TASK PROMPT: Your task is to filter the entries and copy every line containing the string "Stella".

RECORDS TO USE:
────────────────

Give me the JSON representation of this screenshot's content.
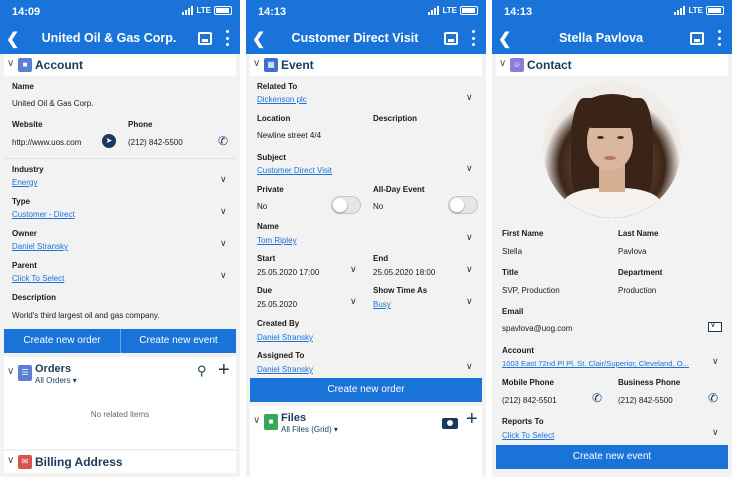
{
  "screens": [
    {
      "status_time": "14:09",
      "network": "LTE",
      "title": "United Oil & Gas Corp.",
      "section_account": "Account",
      "name_label": "Name",
      "name_value": "United Oil & Gas Corp.",
      "website_label": "Website",
      "website_value": "http://www.uos.com",
      "phone_label": "Phone",
      "phone_value": "(212) 842-5500",
      "industry_label": "Industry",
      "industry_value": "Energy",
      "type_label": "Type",
      "type_value": "Customer - Direct",
      "owner_label": "Owner",
      "owner_value": "Daniel Stransky",
      "parent_label": "Parent",
      "parent_value": "Click To Select",
      "description_label": "Description",
      "description_value": "World's third largest oil and gas company.",
      "btn_order": "Create new order",
      "btn_event": "Create new event",
      "orders_title": "Orders",
      "orders_filter": "All Orders",
      "no_related": "No related items",
      "billing_title": "Billing Address"
    },
    {
      "status_time": "14:13",
      "network": "LTE",
      "title": "Customer Direct Visit",
      "section_event": "Event",
      "related_label": "Related To",
      "related_value": "Dickenson plc",
      "location_label": "Location",
      "location_value": "Newline street 4/4",
      "description_label": "Description",
      "subject_label": "Subject",
      "subject_value": "Customer Direct Visit",
      "private_label": "Private",
      "private_value": "No",
      "allday_label": "All-Day Event",
      "allday_value": "No",
      "name_label": "Name",
      "name_value": "Tom Ripley",
      "start_label": "Start",
      "start_value": "25.05.2020 17:00",
      "end_label": "End",
      "end_value": "25.05.2020 18:00",
      "due_label": "Due",
      "due_value": "25.05.2020",
      "showtime_label": "Show Time As",
      "showtime_value": "Busy",
      "createdby_label": "Created By",
      "createdby_value": "Daniel Stransky",
      "assigned_label": "Assigned To",
      "assigned_value": "Daniel Stransky",
      "btn_order": "Create new order",
      "files_title": "Files",
      "files_filter": "All Files (Grid)"
    },
    {
      "status_time": "14:13",
      "network": "LTE",
      "title": "Stella Pavlova",
      "section_contact": "Contact",
      "firstname_label": "First Name",
      "firstname_value": "Stella",
      "lastname_label": "Last Name",
      "lastname_value": "Pavlova",
      "title_label": "Title",
      "title_value": "SVP, Production",
      "department_label": "Department",
      "department_value": "Production",
      "email_label": "Email",
      "email_value": "spavlova@uog.com",
      "account_label": "Account",
      "account_value": "1003 East 72nd Pl Pl. St. Clair/Superior, Cleveland, O...",
      "mobile_label": "Mobile Phone",
      "mobile_value": "(212) 842-5501",
      "business_label": "Business Phone",
      "business_value": "(212) 842-5500",
      "reports_label": "Reports To",
      "reports_value": "Click To Select",
      "btn_event": "Create new event"
    }
  ],
  "colors": {
    "primary": "#1a73d9",
    "section_title": "#1a3a5c",
    "account_icon": "#5b7fd6",
    "event_icon": "#3b6fd1",
    "contact_icon": "#8a7fd8",
    "files_icon": "#3aa657",
    "billing_icon": "#d9534f"
  },
  "icons": [
    "back-chevron-icon",
    "save-icon",
    "more-vertical-icon",
    "compass-icon",
    "phone-icon",
    "chevron-down-icon",
    "location-pin-icon",
    "plus-icon",
    "camera-icon",
    "mail-icon"
  ]
}
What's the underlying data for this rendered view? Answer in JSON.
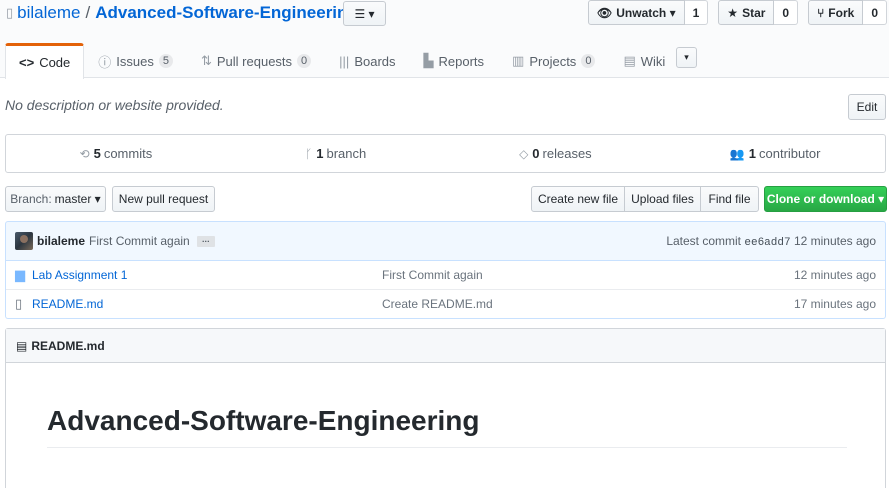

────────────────

SOLVED EXERCISE:
      "title": "Stella Pavlova",
      "firstname_value": "Stella",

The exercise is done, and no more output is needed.